As with the SVG Art Track, our inaugural year for “Codes of the World” involved researching many techniques and topics that led to our current processes. We learned how to use Amaya, the open source web editor by the W3C, and explored cross-platform presentation technologies such as MathJax for rendering in a web browser. Ultimately, we chose to create SVG representations of our coded equations to ensure accuracy when the work is translated to print. We discovered the open source SVGMath for our MathML to SVG conversion and modified it to suit our purposes.
The 2012 season introduced document generation to enhance a greater understanding of the technologies involved in web content production. Through this knowledge, we were able to refine our method of producing MathML equations to the point where we were able to begin involving members of our youth group.
2013 reinforced the techniques established in the previous seasons. Previously obscure concepts are now easily grasped by all age levels and are documented in video tutorials.
Roadmap (Historical) – Document Collections
Collections with Improved Art by The Rural Design Collective
Roadmap (Present and Future) – Next Steps
Codes of the World continues to have a positive impact on our program and has led to other successful projects at Rural Design Collective Headquarters and potential future avenues of exploration. Below are a few such examples.
Cobwebs College / Cobwebs The Movie

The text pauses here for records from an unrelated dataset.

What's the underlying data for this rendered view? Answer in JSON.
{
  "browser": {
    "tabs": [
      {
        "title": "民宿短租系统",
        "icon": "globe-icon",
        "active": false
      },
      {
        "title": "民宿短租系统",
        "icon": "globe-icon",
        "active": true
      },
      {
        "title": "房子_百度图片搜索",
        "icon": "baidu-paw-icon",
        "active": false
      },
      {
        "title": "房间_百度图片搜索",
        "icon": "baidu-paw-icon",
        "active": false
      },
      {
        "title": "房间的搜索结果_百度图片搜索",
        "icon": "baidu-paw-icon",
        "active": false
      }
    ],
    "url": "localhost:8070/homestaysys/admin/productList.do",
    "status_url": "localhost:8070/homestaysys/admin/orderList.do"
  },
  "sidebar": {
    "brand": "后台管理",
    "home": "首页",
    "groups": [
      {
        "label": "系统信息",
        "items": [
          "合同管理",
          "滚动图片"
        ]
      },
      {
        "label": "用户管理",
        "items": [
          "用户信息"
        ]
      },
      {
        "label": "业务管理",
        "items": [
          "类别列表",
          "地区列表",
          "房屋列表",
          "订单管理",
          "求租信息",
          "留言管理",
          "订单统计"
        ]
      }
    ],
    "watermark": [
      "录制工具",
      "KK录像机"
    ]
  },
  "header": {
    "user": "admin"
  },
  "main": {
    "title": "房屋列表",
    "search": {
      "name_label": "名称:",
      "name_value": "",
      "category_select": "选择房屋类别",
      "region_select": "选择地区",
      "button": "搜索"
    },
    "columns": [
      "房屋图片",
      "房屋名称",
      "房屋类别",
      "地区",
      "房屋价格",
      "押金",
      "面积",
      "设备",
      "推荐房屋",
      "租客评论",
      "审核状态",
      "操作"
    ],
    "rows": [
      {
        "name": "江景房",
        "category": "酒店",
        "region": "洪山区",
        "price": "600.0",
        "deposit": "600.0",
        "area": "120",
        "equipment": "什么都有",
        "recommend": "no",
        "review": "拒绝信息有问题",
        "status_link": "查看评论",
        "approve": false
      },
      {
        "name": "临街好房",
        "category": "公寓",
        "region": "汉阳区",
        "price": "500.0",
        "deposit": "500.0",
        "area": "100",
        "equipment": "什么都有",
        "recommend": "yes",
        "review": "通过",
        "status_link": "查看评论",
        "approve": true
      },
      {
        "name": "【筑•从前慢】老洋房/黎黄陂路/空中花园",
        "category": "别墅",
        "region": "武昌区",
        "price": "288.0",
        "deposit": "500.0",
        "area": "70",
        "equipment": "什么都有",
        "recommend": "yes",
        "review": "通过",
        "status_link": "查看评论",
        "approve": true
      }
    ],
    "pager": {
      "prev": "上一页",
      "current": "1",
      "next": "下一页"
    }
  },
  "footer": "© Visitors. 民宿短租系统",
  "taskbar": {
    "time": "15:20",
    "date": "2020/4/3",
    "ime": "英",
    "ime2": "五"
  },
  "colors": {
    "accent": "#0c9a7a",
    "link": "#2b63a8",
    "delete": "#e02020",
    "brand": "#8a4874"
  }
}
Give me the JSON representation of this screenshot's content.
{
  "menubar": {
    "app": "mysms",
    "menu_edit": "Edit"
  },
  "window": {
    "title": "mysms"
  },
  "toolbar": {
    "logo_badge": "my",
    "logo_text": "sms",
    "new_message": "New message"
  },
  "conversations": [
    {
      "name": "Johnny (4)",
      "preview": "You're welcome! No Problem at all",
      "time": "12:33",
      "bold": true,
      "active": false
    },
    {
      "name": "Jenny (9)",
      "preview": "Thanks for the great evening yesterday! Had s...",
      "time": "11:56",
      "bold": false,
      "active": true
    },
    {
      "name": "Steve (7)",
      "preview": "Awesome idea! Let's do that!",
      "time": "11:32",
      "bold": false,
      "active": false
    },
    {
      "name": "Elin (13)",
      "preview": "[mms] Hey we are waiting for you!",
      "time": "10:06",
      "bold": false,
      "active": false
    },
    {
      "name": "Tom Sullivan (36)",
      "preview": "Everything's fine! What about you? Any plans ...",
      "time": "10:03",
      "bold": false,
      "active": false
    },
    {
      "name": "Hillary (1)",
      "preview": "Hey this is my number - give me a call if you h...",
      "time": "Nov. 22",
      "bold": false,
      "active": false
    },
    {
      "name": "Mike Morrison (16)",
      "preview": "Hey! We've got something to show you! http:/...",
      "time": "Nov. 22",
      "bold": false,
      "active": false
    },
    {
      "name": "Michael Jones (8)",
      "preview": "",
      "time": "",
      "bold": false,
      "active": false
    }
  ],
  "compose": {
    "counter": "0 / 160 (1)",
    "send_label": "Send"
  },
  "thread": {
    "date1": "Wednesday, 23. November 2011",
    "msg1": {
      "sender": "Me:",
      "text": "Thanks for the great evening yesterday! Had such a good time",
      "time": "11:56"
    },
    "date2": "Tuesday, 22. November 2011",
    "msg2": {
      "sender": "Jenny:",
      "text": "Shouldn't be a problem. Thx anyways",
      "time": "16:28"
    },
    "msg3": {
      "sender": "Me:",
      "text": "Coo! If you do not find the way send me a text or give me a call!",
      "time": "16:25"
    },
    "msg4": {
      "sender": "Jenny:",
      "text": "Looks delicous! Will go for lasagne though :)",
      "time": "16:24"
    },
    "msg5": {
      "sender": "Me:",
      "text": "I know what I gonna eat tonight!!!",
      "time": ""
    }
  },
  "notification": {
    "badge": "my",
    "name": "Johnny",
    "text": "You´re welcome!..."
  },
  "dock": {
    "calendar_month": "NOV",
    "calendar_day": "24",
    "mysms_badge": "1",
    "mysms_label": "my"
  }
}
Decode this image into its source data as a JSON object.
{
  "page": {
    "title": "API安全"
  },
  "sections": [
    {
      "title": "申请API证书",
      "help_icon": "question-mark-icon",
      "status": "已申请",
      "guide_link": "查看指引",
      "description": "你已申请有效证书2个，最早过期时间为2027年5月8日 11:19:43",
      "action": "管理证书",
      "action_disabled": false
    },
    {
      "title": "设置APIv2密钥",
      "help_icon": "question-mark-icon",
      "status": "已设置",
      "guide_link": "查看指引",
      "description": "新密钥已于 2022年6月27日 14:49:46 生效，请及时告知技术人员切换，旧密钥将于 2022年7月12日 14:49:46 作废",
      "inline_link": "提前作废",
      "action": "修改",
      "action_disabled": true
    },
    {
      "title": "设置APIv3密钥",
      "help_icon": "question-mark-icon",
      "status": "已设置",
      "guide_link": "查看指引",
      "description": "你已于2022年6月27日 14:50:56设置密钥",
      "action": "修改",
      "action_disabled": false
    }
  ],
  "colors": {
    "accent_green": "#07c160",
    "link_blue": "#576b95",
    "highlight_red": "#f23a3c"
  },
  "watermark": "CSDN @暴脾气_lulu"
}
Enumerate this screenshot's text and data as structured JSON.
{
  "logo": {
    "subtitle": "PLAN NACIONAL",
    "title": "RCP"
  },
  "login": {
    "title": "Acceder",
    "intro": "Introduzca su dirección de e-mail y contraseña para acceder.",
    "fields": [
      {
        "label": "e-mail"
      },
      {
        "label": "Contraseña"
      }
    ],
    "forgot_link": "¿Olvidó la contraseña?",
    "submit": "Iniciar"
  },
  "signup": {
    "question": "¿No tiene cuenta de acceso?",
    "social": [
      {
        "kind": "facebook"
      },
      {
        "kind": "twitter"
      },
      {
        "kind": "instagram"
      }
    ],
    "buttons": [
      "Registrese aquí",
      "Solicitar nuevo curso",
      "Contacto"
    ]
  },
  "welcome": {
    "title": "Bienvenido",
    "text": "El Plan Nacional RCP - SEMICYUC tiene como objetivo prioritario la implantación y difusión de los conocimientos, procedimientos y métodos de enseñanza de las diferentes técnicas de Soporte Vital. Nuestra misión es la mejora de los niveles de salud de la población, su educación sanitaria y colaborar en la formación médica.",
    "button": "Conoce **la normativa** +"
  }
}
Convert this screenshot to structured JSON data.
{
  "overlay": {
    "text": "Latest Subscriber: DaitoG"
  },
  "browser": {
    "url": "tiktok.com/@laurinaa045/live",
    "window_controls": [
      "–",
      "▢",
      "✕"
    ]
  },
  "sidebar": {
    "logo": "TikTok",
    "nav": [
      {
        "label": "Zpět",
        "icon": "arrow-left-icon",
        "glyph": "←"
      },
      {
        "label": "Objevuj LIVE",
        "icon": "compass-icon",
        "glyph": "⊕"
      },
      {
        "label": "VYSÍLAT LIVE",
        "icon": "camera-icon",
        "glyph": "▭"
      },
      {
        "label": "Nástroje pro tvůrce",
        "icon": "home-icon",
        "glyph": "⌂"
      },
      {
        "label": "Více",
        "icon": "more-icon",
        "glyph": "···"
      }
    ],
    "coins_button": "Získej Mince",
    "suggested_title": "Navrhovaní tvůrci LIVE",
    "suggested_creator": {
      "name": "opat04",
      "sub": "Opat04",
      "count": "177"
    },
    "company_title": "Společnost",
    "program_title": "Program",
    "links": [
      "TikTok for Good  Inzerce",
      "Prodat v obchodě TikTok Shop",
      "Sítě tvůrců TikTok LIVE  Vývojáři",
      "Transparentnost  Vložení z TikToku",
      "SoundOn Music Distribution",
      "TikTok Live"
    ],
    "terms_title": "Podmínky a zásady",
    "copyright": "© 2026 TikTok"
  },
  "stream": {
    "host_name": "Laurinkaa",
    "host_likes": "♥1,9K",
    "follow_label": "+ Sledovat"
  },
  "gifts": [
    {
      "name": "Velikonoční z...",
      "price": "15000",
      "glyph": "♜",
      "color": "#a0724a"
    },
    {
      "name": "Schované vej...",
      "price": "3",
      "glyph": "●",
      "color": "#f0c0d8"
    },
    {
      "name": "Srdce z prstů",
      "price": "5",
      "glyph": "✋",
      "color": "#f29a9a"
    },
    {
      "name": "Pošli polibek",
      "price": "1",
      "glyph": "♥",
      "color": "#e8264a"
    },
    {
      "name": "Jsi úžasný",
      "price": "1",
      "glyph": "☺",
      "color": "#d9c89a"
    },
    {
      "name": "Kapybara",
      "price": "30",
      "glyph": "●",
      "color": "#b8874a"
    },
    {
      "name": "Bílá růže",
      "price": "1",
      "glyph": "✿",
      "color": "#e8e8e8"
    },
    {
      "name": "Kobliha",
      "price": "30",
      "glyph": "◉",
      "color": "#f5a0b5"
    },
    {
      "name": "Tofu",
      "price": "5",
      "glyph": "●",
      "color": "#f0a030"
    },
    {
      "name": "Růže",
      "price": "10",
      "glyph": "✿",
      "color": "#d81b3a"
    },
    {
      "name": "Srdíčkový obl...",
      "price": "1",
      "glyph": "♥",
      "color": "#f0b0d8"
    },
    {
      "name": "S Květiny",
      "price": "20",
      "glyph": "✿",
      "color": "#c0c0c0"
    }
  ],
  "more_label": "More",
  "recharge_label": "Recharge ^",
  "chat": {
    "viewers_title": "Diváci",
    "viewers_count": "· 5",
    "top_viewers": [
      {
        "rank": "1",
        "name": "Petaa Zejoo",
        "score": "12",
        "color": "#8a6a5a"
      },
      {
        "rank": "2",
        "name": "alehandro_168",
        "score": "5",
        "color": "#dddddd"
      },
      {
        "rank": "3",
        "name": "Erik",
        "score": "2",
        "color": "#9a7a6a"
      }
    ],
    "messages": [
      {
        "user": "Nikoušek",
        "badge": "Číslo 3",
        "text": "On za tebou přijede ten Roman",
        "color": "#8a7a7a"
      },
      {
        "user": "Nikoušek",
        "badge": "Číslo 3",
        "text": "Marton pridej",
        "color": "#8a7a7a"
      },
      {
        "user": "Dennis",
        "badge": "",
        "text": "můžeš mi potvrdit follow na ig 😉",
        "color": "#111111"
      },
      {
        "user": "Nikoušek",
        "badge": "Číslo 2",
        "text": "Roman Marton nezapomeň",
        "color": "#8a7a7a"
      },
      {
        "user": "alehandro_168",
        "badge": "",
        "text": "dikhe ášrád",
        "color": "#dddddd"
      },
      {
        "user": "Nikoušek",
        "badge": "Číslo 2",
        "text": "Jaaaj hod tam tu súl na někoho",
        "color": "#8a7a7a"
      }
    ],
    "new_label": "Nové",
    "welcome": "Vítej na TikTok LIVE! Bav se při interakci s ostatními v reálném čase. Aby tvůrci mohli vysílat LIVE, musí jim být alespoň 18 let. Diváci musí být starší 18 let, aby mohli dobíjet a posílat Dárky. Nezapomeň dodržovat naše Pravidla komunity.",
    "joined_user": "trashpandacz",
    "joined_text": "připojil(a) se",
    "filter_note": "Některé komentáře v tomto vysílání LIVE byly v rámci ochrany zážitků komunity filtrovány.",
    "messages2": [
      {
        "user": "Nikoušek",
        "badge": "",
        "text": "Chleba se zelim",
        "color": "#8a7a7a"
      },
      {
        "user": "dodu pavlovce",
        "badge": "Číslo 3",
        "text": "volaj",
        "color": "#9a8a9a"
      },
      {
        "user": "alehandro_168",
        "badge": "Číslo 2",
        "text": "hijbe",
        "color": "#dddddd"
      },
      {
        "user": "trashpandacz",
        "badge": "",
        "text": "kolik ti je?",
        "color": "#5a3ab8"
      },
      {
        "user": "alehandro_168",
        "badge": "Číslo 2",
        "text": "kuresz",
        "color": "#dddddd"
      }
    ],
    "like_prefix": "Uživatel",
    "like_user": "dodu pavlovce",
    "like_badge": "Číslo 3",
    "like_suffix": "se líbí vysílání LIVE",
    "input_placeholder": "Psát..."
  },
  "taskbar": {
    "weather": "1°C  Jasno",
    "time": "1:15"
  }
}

Cobwebs is an animated series being produced by creative youth at Rural Design Collective Headquarters. They are writing the script, creating the music, drawing the art and producing the movie all on-site at #rdcHQ. As they create the series, they learn new software programs and production processes. The core techniques introduced in the “Codes of the World” SVG Illustration Track outlined above are practiced in the creation of the Cobwebs artwork.
SVG Animation / SVG Markup
As our public domain library of graphics continues to grow, our interest is beginning to focus on how to take these scalable vector graphics to the next level through animation. Our tool of choice, Inkscape, is a powerful interface to building interactivity into these currently static graphics with the ability to assign object IDs to every shape, layer and stroke. The 2014 program will begin focusing on this to provide additional knowledge for our animation track.
Library Management / Similarity Engine
Over the three year eyolution of our program, we have amassed an impressive collection of production-ready graphics that are in need of a more sophisticated method of search and retrieval. As our work is intended for the public domain and is continuously published to the Internet, tools such as Google’s Image Search are useful but not particularly effective. SVG Markup and Metadata will play a role in this and we have conducted preliminary research into technologies such as OpenCV.
MathML (Content Markup)
Optical character recognition does an increasingly better job at rendering most mathematical equations and will theoretically handle more complex equations at some point and even automate MathML markup. As a result, we have de-emphasized the MathML track in our core offering, however alumni of the Rural Design Collective have pursued independent projects, most notably an application that facilitates the collaborative coding of MathML equations in a web-based interface. A Content MathML track would be interesting to explore in the future and would enhance the current repository of Presentation MathML.